▶ Input material:
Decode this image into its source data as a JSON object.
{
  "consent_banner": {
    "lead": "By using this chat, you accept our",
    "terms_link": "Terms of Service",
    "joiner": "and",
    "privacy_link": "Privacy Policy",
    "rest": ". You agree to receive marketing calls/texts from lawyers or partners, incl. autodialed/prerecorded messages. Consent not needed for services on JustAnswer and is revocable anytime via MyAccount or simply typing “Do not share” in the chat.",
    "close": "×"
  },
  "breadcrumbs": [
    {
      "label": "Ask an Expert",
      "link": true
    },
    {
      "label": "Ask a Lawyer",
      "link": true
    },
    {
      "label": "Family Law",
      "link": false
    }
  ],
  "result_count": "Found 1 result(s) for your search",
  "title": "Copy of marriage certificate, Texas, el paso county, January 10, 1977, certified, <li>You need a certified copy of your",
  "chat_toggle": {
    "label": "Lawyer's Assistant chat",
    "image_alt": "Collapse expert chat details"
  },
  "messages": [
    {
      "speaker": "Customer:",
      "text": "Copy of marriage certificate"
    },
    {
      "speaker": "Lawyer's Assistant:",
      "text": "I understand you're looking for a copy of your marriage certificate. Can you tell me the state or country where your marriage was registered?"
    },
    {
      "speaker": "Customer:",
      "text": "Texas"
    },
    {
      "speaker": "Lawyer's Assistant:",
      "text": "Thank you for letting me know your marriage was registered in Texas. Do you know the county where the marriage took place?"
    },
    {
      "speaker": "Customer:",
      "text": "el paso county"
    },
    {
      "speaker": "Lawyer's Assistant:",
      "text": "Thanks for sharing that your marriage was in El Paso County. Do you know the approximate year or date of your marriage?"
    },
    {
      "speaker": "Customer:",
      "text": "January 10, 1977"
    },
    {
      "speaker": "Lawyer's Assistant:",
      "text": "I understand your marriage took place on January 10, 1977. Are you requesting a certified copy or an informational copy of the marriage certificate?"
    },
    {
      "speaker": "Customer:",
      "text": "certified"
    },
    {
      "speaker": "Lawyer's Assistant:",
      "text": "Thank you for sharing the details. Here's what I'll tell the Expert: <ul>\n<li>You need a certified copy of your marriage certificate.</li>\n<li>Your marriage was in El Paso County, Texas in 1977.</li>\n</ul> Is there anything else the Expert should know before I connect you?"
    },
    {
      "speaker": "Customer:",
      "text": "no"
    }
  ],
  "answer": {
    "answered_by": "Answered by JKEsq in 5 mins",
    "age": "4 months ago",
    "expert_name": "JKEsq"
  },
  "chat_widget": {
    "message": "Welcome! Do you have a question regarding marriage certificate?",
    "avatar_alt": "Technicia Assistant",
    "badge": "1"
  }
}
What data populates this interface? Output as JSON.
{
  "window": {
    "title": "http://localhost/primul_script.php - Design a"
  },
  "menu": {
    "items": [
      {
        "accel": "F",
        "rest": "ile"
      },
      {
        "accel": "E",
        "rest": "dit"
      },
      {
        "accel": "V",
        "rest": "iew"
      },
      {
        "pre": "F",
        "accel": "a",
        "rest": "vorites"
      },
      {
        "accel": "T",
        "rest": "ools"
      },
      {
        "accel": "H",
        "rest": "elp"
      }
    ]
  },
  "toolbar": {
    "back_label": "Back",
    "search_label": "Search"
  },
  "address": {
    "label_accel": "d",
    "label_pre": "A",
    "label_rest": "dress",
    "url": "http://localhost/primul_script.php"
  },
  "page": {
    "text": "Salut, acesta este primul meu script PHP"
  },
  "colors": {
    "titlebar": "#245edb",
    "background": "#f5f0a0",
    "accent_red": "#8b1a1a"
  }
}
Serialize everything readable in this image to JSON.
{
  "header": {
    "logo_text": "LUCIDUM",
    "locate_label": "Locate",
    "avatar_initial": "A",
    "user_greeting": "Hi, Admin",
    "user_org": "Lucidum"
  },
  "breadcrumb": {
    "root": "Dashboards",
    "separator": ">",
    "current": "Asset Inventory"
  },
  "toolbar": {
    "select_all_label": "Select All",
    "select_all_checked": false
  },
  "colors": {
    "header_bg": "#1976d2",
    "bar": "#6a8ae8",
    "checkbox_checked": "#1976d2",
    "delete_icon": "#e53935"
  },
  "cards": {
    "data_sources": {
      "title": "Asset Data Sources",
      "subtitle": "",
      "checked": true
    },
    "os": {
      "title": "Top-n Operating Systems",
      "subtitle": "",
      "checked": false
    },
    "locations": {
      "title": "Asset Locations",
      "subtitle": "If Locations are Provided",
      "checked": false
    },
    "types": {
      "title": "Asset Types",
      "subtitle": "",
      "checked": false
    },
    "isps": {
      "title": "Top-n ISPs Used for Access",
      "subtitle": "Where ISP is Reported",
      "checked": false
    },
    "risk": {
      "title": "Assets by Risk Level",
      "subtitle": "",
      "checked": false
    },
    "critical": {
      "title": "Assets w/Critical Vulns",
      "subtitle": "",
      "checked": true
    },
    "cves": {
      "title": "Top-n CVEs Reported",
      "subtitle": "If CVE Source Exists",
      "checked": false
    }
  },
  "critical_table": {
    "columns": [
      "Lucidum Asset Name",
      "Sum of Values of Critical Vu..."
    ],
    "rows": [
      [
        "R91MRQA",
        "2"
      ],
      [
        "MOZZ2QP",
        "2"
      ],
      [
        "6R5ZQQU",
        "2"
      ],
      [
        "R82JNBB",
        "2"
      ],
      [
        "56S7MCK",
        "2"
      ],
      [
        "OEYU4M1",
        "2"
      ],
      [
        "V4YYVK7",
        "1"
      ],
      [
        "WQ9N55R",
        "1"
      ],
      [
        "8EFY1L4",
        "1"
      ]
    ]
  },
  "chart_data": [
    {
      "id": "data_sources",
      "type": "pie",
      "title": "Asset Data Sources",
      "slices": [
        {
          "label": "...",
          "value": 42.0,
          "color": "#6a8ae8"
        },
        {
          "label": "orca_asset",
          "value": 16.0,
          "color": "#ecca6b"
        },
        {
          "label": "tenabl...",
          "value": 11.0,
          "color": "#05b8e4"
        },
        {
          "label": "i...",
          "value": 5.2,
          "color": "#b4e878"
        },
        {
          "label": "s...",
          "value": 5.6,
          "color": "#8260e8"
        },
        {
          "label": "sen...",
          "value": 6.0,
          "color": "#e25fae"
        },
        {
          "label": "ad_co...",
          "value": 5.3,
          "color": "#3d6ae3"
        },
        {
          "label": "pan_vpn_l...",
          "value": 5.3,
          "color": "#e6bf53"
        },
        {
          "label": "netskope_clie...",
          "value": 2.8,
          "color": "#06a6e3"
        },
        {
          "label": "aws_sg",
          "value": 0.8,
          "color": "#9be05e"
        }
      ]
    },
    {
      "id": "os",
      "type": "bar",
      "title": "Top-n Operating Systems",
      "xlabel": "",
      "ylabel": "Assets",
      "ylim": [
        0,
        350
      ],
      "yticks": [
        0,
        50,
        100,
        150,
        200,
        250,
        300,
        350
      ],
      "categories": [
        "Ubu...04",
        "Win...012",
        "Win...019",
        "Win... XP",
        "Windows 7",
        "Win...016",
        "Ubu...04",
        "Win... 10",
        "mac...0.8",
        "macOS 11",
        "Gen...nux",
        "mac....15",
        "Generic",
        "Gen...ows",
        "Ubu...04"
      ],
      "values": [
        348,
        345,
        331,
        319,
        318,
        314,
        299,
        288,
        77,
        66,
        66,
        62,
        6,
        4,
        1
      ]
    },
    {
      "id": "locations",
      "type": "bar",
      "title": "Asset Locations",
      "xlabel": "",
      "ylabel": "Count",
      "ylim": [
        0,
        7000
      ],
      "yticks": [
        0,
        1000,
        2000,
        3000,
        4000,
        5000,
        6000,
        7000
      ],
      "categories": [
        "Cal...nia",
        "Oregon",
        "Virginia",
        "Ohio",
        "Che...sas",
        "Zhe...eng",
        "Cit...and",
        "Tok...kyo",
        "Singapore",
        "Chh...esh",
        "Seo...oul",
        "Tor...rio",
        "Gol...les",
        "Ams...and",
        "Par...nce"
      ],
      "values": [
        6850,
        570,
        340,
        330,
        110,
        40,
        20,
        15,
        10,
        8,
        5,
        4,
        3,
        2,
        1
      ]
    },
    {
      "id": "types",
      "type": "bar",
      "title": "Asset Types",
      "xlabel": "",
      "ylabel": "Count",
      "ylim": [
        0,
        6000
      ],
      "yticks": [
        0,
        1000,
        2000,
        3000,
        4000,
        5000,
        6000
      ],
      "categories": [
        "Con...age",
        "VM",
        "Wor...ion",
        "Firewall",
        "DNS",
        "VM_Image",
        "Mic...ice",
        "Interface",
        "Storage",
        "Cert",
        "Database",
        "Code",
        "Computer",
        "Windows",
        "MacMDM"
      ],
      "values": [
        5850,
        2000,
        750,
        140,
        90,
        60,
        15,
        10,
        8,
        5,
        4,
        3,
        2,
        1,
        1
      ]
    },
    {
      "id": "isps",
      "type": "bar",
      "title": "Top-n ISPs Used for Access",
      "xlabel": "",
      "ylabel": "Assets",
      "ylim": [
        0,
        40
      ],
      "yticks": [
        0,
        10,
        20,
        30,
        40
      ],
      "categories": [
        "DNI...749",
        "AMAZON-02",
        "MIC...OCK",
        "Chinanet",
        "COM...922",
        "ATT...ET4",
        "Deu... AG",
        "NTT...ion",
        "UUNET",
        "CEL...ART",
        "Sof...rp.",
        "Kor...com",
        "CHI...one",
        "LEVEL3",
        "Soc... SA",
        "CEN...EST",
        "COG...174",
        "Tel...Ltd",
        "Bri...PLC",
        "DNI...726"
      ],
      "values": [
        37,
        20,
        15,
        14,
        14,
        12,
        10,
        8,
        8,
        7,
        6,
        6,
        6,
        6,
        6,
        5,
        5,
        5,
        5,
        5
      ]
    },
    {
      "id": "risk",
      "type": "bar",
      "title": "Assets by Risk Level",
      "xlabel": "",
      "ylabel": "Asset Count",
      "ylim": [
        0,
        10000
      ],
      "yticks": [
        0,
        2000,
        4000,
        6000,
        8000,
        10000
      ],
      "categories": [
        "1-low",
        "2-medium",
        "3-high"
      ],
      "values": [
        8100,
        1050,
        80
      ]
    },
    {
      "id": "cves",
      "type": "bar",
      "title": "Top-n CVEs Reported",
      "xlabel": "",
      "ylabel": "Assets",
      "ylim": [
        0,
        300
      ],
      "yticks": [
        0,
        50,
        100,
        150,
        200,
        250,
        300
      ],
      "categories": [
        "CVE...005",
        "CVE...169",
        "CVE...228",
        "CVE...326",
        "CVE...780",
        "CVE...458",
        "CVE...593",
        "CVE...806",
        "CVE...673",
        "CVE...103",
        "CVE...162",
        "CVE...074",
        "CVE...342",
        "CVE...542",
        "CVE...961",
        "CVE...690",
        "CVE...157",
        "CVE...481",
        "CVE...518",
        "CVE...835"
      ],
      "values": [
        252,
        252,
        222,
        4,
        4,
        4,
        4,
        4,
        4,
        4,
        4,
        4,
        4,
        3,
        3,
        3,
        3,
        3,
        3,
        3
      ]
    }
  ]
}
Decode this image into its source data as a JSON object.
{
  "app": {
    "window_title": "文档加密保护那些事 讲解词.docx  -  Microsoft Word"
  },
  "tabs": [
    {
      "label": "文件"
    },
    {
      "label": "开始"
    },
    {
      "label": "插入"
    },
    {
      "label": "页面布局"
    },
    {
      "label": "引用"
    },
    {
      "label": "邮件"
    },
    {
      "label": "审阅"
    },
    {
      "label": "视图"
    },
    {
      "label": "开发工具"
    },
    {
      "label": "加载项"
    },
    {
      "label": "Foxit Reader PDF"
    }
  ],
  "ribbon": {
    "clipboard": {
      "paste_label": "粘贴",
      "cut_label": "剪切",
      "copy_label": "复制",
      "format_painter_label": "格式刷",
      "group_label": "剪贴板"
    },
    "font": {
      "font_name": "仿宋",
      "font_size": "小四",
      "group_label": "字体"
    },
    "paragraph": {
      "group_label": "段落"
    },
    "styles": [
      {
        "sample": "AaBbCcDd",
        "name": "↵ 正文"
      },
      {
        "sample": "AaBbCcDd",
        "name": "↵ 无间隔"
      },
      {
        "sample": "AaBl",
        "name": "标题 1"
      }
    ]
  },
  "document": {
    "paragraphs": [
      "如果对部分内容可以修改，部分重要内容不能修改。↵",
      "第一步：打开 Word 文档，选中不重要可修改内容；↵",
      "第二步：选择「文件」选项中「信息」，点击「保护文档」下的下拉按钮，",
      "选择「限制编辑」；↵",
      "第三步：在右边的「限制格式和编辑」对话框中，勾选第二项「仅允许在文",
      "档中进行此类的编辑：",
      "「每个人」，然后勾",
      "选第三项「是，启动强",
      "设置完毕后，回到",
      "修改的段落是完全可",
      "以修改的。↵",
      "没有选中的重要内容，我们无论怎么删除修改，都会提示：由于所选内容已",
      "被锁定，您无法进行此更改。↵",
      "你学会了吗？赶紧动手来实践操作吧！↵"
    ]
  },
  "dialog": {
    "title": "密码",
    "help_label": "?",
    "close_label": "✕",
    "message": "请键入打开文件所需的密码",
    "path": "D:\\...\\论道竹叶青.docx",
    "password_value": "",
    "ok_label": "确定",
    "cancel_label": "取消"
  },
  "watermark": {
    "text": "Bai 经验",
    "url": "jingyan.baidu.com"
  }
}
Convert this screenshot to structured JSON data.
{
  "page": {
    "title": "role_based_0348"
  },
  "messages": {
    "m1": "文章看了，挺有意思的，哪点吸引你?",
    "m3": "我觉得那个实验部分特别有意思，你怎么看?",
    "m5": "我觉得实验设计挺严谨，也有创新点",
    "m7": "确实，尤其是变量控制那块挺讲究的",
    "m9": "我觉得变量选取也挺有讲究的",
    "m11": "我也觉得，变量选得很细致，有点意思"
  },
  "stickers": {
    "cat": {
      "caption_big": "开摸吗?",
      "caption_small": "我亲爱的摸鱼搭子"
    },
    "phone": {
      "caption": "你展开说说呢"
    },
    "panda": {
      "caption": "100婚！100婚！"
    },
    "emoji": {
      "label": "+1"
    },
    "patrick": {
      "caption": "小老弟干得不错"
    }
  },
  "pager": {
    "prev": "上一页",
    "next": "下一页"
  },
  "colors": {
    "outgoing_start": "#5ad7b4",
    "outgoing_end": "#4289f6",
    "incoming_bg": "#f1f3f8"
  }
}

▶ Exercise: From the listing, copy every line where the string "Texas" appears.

▶ Output of the exercise:
  "title": "Copy of marriage certificate, Texas, el paso county, January 10, 1977, certified, <li>You need a certified copy of your",
      "text": "Texas"
      "text": "Thank you for letting me know your marriage was registered in Texas. Do you know the county where the marriage took place?"
      "text": "Thank you for sharing the details. Here's what I'll tell the Expert: <ul>\n<li>You need a certified copy of your marriage certificate.</li>\n<li>Your marriage was in El Paso County, Texas in 1977.</li>\n</ul> Is there anything else the Expert should know before I connect you?"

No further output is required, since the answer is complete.